How do you feel about being 80?
Everything that can be said about growing old has been said by far more distinguished men than me. So just three quotes. The comedian Bob Hope, who said “You know you’re getting old when the candles cost more than the cake”. And, more seriously, from Albert Schweizer: “Only when your wings droop, and the innermost depths of your heart are covered with the snow of pessimism and the ice of cynicism, only then are you truly old.” When Winston Churchill reached the age of 80, in 1954, he said: “I am prepared to meet my Maker – but whether my Maker is prepared for the great ordeal of meeting me is another matter”.
I consider myself fortunate to be in Geneva as a journalist. We are lucky in having such a charming and efficient lady as Marie Heuzé as Director of the UN Information Service, and I am not forgetting her predecessor Thérèse Gastaut, who encouraged me to come to work in Geneva after I finished a stint in Afghanistan in 1988. I am happy to be in Switzerland.
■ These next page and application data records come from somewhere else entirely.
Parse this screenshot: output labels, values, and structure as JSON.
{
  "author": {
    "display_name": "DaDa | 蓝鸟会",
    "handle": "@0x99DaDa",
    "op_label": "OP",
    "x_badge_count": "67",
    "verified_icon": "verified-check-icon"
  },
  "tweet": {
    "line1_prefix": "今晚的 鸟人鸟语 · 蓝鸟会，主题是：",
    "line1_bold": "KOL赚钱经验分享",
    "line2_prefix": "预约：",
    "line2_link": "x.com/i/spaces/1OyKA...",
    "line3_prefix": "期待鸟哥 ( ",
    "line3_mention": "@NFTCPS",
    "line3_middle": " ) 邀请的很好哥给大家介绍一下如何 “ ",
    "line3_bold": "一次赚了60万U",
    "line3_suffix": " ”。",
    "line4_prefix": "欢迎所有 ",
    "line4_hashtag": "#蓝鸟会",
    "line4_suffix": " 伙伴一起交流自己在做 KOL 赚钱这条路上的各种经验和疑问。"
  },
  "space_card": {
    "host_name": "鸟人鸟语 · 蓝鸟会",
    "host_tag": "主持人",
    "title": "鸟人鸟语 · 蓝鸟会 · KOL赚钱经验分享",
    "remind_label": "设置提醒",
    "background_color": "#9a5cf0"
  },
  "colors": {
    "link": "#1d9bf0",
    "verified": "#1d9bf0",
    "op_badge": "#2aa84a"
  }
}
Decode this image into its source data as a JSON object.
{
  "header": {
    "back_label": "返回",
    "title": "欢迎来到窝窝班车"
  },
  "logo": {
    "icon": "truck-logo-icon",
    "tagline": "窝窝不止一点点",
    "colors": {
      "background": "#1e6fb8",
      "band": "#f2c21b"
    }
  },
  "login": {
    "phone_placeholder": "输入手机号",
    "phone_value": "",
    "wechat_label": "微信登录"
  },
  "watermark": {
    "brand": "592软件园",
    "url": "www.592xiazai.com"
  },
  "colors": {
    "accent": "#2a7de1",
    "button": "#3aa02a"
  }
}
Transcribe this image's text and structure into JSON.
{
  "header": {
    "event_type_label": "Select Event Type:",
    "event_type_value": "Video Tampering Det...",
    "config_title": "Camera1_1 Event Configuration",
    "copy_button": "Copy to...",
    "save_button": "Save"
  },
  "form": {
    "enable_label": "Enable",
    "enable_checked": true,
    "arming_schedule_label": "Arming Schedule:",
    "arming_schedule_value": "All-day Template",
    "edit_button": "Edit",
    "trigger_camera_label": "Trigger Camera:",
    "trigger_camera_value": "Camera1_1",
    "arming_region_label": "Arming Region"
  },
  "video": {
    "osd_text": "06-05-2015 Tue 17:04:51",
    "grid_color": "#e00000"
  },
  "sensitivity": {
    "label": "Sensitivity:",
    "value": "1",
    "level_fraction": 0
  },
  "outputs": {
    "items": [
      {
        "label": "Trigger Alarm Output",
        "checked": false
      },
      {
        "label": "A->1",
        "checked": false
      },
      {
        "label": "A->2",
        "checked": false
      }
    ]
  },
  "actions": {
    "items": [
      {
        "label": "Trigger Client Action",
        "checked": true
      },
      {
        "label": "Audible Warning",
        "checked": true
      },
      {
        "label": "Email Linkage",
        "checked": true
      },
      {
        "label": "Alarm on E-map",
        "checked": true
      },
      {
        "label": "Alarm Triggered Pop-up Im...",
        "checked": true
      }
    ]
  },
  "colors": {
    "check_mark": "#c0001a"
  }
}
In the year 2000, former Swiss President Adolph Ogi, who did me the honour of coming from Bern to my birthday reception, said in a speech to the Swiss community in London “Britain is one of my true loves”. Well, Switzerland is one of mine. And I was delighted to have Alphorn blowers to bring an echo of the real Switzerland to my birthday party.